What you have to do: Every entry is to be reproduced word for word, but the images are not.

-.-.-

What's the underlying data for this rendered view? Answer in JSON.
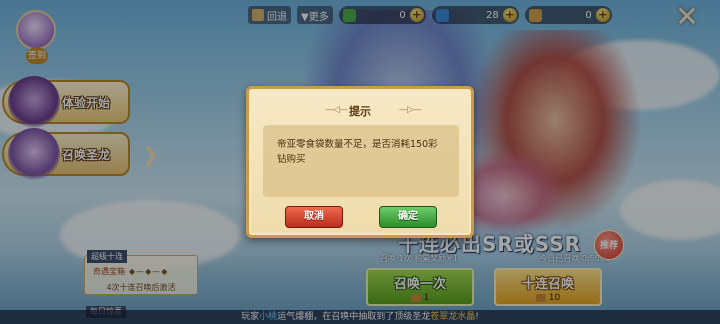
{
  "topbar": {
    "resource_icon": "crate-icon",
    "placeholder_chip": "回退",
    "more_label": "▼更多",
    "resources": [
      {
        "icon": "green-gem-icon",
        "value": "0",
        "color": "#4fb14b"
      },
      {
        "icon": "blue-gem-icon",
        "value": "28",
        "color": "#3a8ad8"
      },
      {
        "icon": "voucher-icon",
        "value": "0",
        "color": "#d4a247"
      }
    ],
    "plus": "+"
  },
  "close": "✕",
  "avatar": {
    "tag": "签到"
  },
  "sidebar": {
    "items": [
      {
        "label": "体验开始"
      },
      {
        "label": "召唤圣龙"
      }
    ]
  },
  "event": {
    "header": "超级十连",
    "badge": "奇遇宝箱",
    "dots": "◆—◆—◆",
    "note": "4次十连召唤后激活",
    "footer": "每日惊喜"
  },
  "banner": {
    "title": "十连必出SR或SSR",
    "sub_left": "召唤·1次·积累奖励×1",
    "sub_right": "今日已召唤 0/5000",
    "recommend": "推荐"
  },
  "summon": {
    "one": {
      "label": "召唤一次",
      "cost": "1"
    },
    "ten": {
      "label": "十连召唤",
      "cost": "10"
    }
  },
  "marquee": {
    "prefix": "玩家",
    "name": "小桃",
    "middle": "运气爆棚，在召唤中抽取到了顶级圣龙",
    "item": "苍翠龙水晶",
    "suffix": "!"
  },
  "modal": {
    "title": "提示",
    "deco_left": "—◁—",
    "deco_right": "—▷—",
    "message": "帝亚零食袋数量不足，是否消耗150彩钻购买",
    "cancel_label": "取消",
    "ok_label": "确定"
  }
}
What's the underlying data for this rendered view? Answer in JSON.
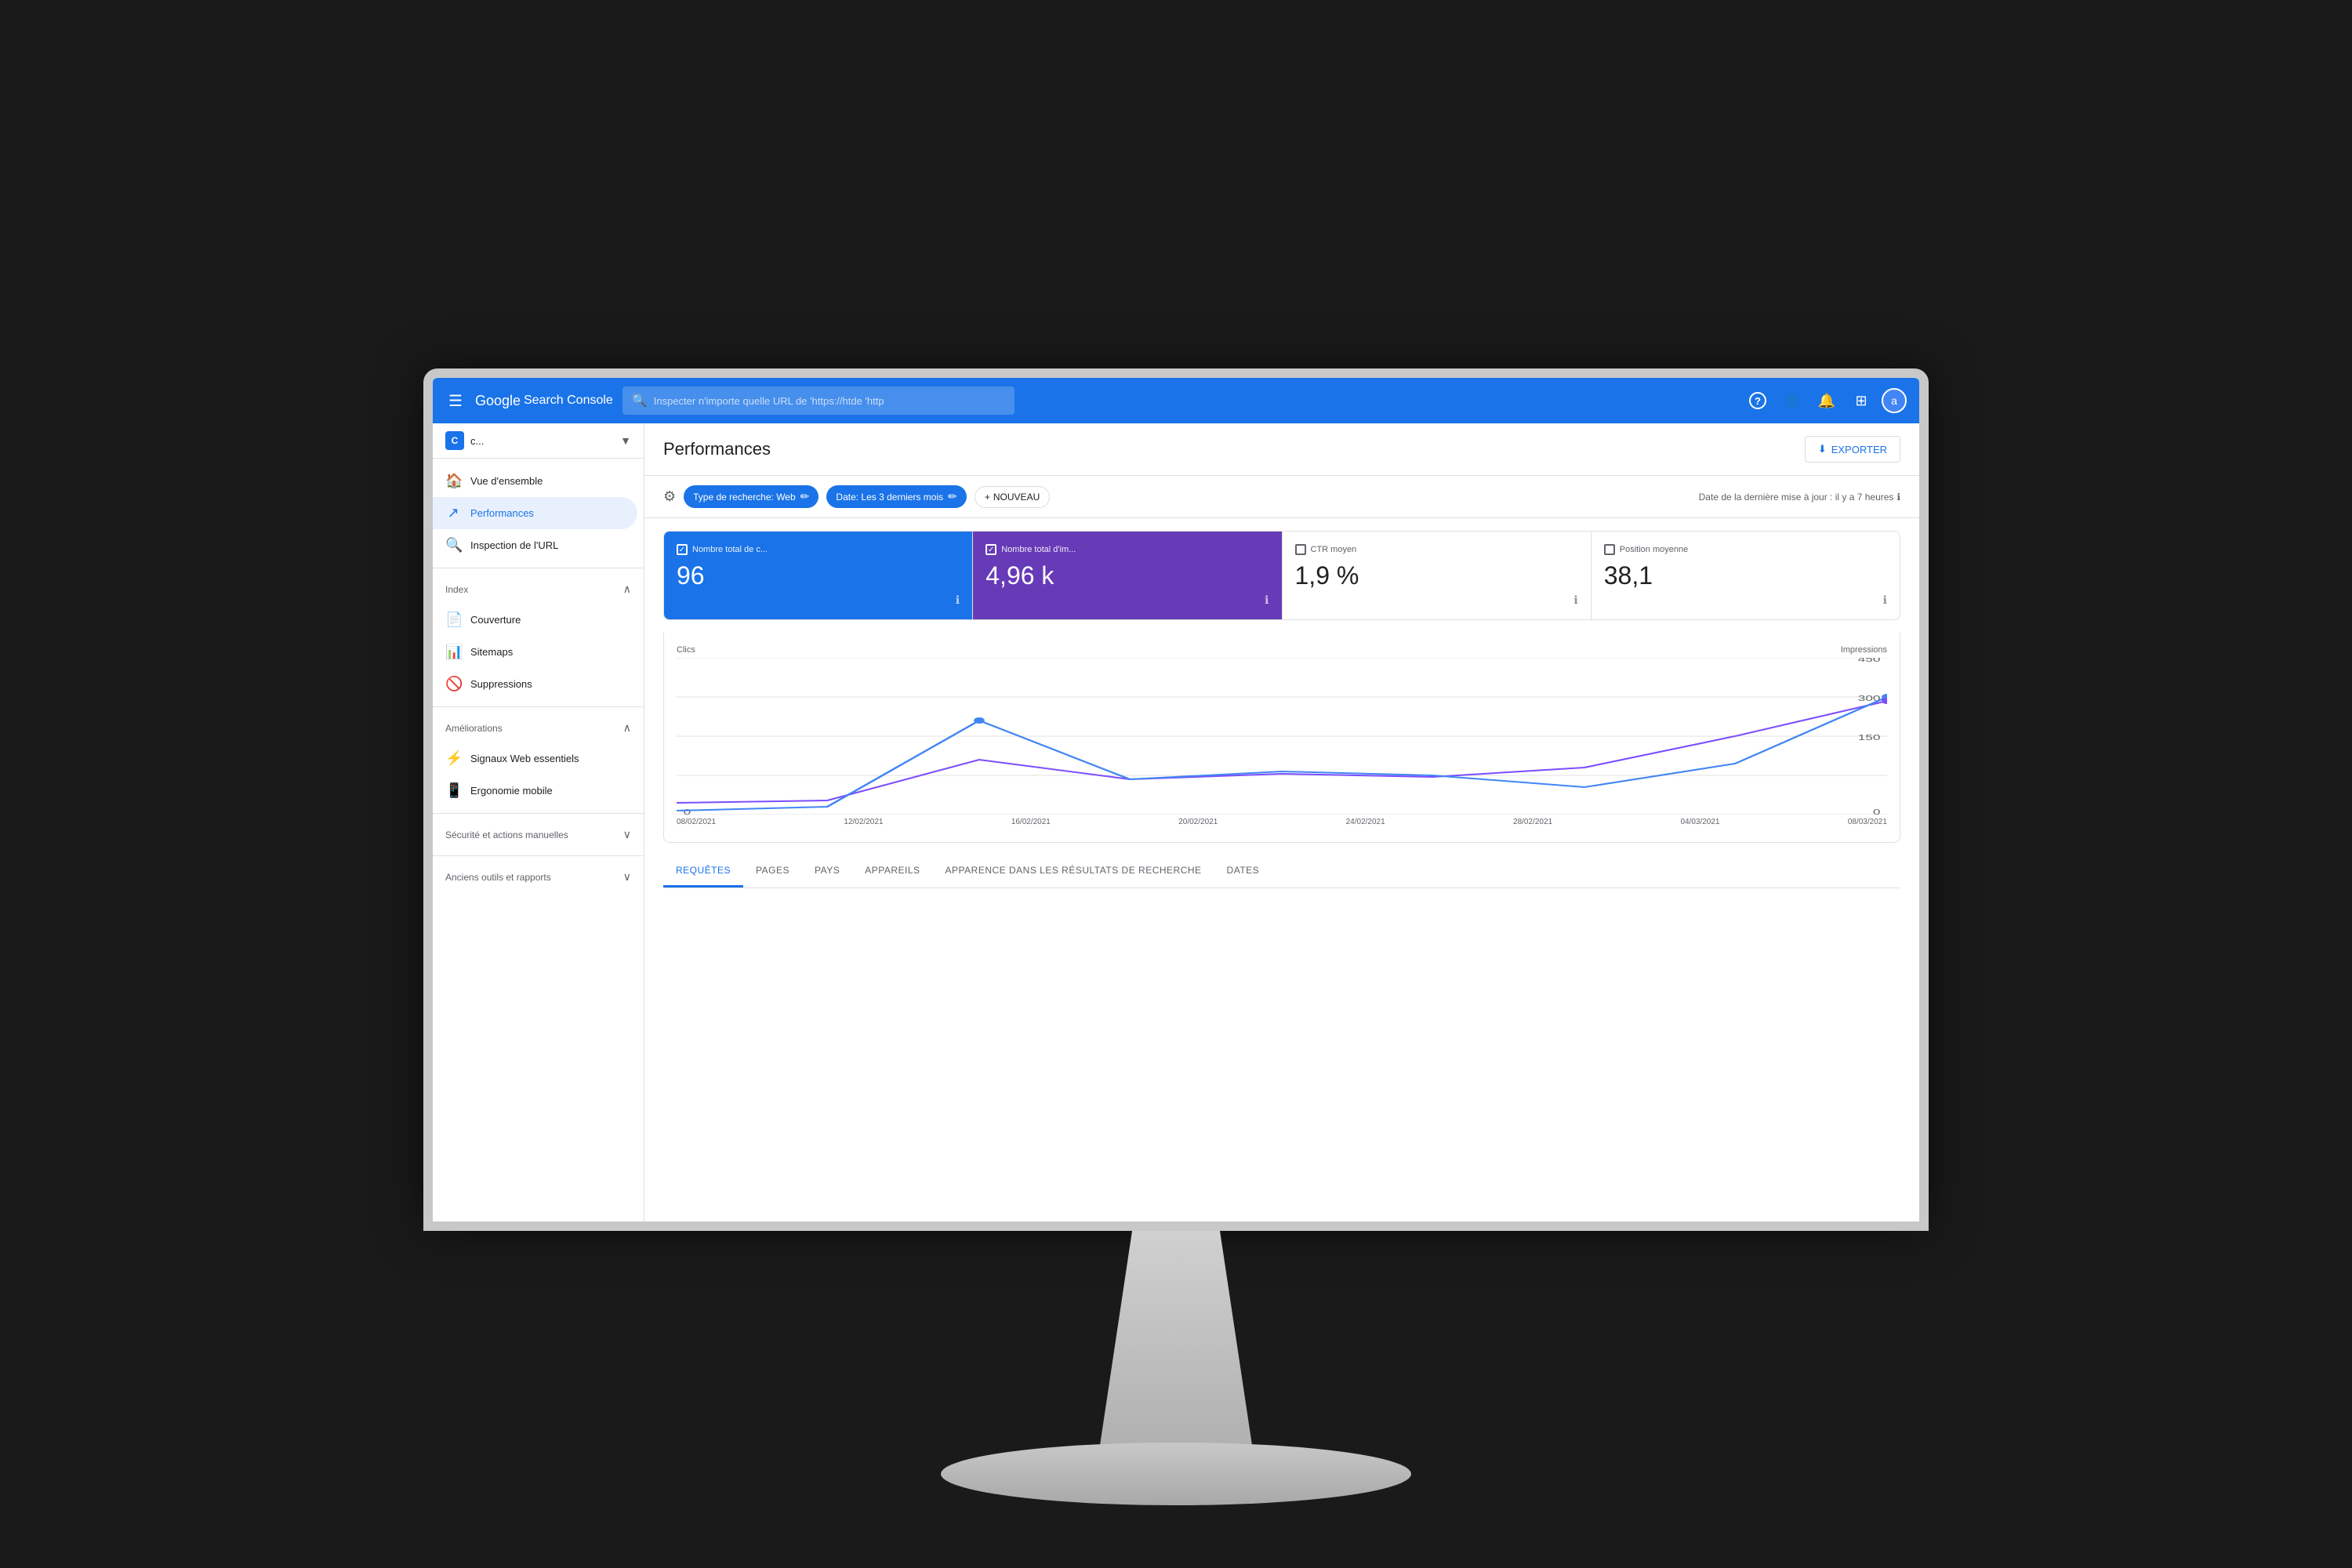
{
  "navbar": {
    "logo_google": "Google",
    "logo_gsc": "Search Console",
    "search_placeholder": "Inspecter n'importe quelle URL de 'https://htde 'http",
    "hamburger_icon": "☰",
    "help_icon": "?",
    "users_icon": "👤",
    "bell_icon": "🔔",
    "grid_icon": "⊞",
    "avatar_label": "a"
  },
  "sidebar": {
    "property_icon": "C",
    "property_name": "c...",
    "dropdown_icon": "▼",
    "items": [
      {
        "id": "vue-ensemble",
        "label": "Vue d'ensemble",
        "icon": "🏠",
        "active": false
      },
      {
        "id": "performances",
        "label": "Performances",
        "icon": "↗",
        "active": true
      },
      {
        "id": "inspection-url",
        "label": "Inspection de l'URL",
        "icon": "🔍",
        "active": false
      }
    ],
    "sections": [
      {
        "title": "Index",
        "items": [
          {
            "id": "couverture",
            "label": "Couverture",
            "icon": "📄"
          },
          {
            "id": "sitemaps",
            "label": "Sitemaps",
            "icon": "📊"
          },
          {
            "id": "suppressions",
            "label": "Suppressions",
            "icon": "🚫"
          }
        ]
      },
      {
        "title": "Améliorations",
        "items": [
          {
            "id": "signaux-web",
            "label": "Signaux Web essentiels",
            "icon": "📱"
          },
          {
            "id": "ergonomie-mobile",
            "label": "Ergonomie mobile",
            "icon": "📱"
          }
        ]
      },
      {
        "title": "Sécurité et actions manuelles",
        "items": []
      },
      {
        "title": "Anciens outils et rapports",
        "items": []
      }
    ]
  },
  "page": {
    "title": "Performances",
    "export_label": "EXPORTER",
    "export_icon": "⬇"
  },
  "filters": {
    "filter_icon": "⚙",
    "chips": [
      {
        "label": "Type de recherche: Web",
        "edit_icon": "✏"
      },
      {
        "label": "Date: Les 3 derniers mois",
        "edit_icon": "✏"
      }
    ],
    "new_btn": "+ NOUVEAU",
    "last_update": "Date de la dernière mise à jour : il y a 7 heures",
    "info_icon": "ℹ"
  },
  "metrics": [
    {
      "id": "clics",
      "label": "Nombre total de c...",
      "value": "96",
      "selected": "blue",
      "checkbox": "✓"
    },
    {
      "id": "impressions",
      "label": "Nombre total d'im...",
      "value": "4,96 k",
      "selected": "purple",
      "checkbox": "✓"
    },
    {
      "id": "ctr",
      "label": "CTR moyen",
      "value": "1,9 %",
      "selected": "none",
      "checkbox": ""
    },
    {
      "id": "position",
      "label": "Position moyenne",
      "value": "38,1",
      "selected": "none",
      "checkbox": ""
    }
  ],
  "chart": {
    "left_label": "Clics",
    "right_label": "Impressions",
    "y_right_values": [
      "450",
      "300",
      "150",
      "0"
    ],
    "y_left_values": [
      "",
      "",
      "",
      "0"
    ],
    "x_labels": [
      "08/02/2021",
      "12/02/2021",
      "16/02/2021",
      "20/02/2021",
      "24/02/2021",
      "28/02/2021",
      "04/03/2021",
      "08/03/2021"
    ]
  },
  "tabs": [
    {
      "id": "requetes",
      "label": "REQUÊTES",
      "active": true
    },
    {
      "id": "pages",
      "label": "PAGES",
      "active": false
    },
    {
      "id": "pays",
      "label": "PAYS",
      "active": false
    },
    {
      "id": "appareils",
      "label": "APPAREILS",
      "active": false
    },
    {
      "id": "apparence",
      "label": "APPARENCE DANS LES RÉSULTATS DE RECHERCHE",
      "active": false
    },
    {
      "id": "dates",
      "label": "DATES",
      "active": false
    }
  ],
  "monitor": {
    "apple_logo": ""
  }
}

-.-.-

Task output:
What's the underlying data for this rendered view? Answer in JSON.
{
  "topbar": {
    "resource_icon": "crate-icon",
    "placeholder_chip": "回退",
    "more_label": "▼更多",
    "resources": [
      {
        "icon": "green-gem-icon",
        "value": "0",
        "color": "#4fb14b"
      },
      {
        "icon": "blue-gem-icon",
        "value": "28",
        "color": "#3a8ad8"
      },
      {
        "icon": "voucher-icon",
        "value": "0",
        "color": "#d4a247"
      }
    ],
    "plus": "+"
  },
  "close": "✕",
  "avatar": {
    "tag": "签到"
  },
  "sidebar": {
    "items": [
      {
        "label": "体验开始"
      },
      {
        "label": "召唤圣龙"
      }
    ]
  },
  "event": {
    "header": "超级十连",
    "badge": "奇遇宝箱",
    "dots": "◆—◆—◆",
    "note": "4次十连召唤后激活",
    "footer": "每日惊喜"
  },
  "banner": {
    "title": "十连必出SR或SSR",
    "sub_left": "召唤·1次·积累奖励×1",
    "sub_right": "今日已召唤 0/5000",
    "recommend": "推荐"
  },
  "summon": {
    "one": {
      "label": "召唤一次",
      "cost": "1"
    },
    "ten": {
      "label": "十连召唤",
      "cost": "10"
    }
  },
  "marquee": {
    "prefix": "玩家",
    "name": "小桃",
    "middle": "运气爆棚，在召唤中抽取到了顶级圣龙",
    "item": "苍翠龙水晶",
    "suffix": "!"
  },
  "modal": {
    "title": "提示",
    "deco_left": "—◁—",
    "deco_right": "—▷—",
    "message": "帝亚零食袋数量不足，是否消耗150彩钻购买",
    "cancel_label": "取消",
    "ok_label": "确定"
  }
}
What's the underlying data for this rendered view? Answer in JSON.
{
  "navbar": {
    "logo_google": "Google",
    "logo_gsc": "Search Console",
    "search_placeholder": "Inspecter n'importe quelle URL de 'https://htde 'http",
    "hamburger_icon": "☰",
    "help_icon": "?",
    "users_icon": "👤",
    "bell_icon": "🔔",
    "grid_icon": "⊞",
    "avatar_label": "a"
  },
  "sidebar": {
    "property_icon": "C",
    "property_name": "c...",
    "dropdown_icon": "▼",
    "items": [
      {
        "id": "vue-ensemble",
        "label": "Vue d'ensemble",
        "icon": "🏠",
        "active": false
      },
      {
        "id": "performances",
        "label": "Performances",
        "icon": "↗",
        "active": true
      },
      {
        "id": "inspection-url",
        "label": "Inspection de l'URL",
        "icon": "🔍",
        "active": false
      }
    ],
    "sections": [
      {
        "title": "Index",
        "items": [
          {
            "id": "couverture",
            "label": "Couverture",
            "icon": "📄"
          },
          {
            "id": "sitemaps",
            "label": "Sitemaps",
            "icon": "📊"
          },
          {
            "id": "suppressions",
            "label": "Suppressions",
            "icon": "🚫"
          }
        ]
      },
      {
        "title": "Améliorations",
        "items": [
          {
            "id": "signaux-web",
            "label": "Signaux Web essentiels",
            "icon": "📱"
          },
          {
            "id": "ergonomie-mobile",
            "label": "Ergonomie mobile",
            "icon": "📱"
          }
        ]
      },
      {
        "title": "Sécurité et actions manuelles",
        "items": []
      },
      {
        "title": "Anciens outils et rapports",
        "items": []
      }
    ]
  },
  "page": {
    "title": "Performances",
    "export_label": "EXPORTER",
    "export_icon": "⬇"
  },
  "filters": {
    "filter_icon": "⚙",
    "chips": [
      {
        "label": "Type de recherche: Web",
        "edit_icon": "✏"
      },
      {
        "label": "Date: Les 3 derniers mois",
        "edit_icon": "✏"
      }
    ],
    "new_btn": "+ NOUVEAU",
    "last_update": "Date de la dernière mise à jour : il y a 7 heures",
    "info_icon": "ℹ"
  },
  "metrics": [
    {
      "id": "clics",
      "label": "Nombre total de c...",
      "value": "96",
      "selected": "blue",
      "checkbox": "✓"
    },
    {
      "id": "impressions",
      "label": "Nombre total d'im...",
      "value": "4,96 k",
      "selected": "purple",
      "checkbox": "✓"
    },
    {
      "id": "ctr",
      "label": "CTR moyen",
      "value": "1,9 %",
      "selected": "none",
      "checkbox": ""
    },
    {
      "id": "position",
      "label": "Position moyenne",
      "value": "38,1",
      "selected": "none",
      "checkbox": ""
    }
  ],
  "chart": {
    "left_label": "Clics",
    "right_label": "Impressions",
    "y_right_values": [
      "450",
      "300",
      "150",
      "0"
    ],
    "y_left_values": [
      "",
      "",
      "",
      "0"
    ],
    "x_labels": [
      "08/02/2021",
      "12/02/2021",
      "16/02/2021",
      "20/02/2021",
      "24/02/2021",
      "28/02/2021",
      "04/03/2021",
      "08/03/2021"
    ]
  },
  "tabs": [
    {
      "id": "requetes",
      "label": "REQUÊTES",
      "active": true
    },
    {
      "id": "pages",
      "label": "PAGES",
      "active": false
    },
    {
      "id": "pays",
      "label": "PAYS",
      "active": false
    },
    {
      "id": "appareils",
      "label": "APPAREILS",
      "active": false
    },
    {
      "id": "apparence",
      "label": "APPARENCE DANS LES RÉSULTATS DE RECHERCHE",
      "active": false
    },
    {
      "id": "dates",
      "label": "DATES",
      "active": false
    }
  ],
  "monitor": {
    "apple_logo": ""
  }
}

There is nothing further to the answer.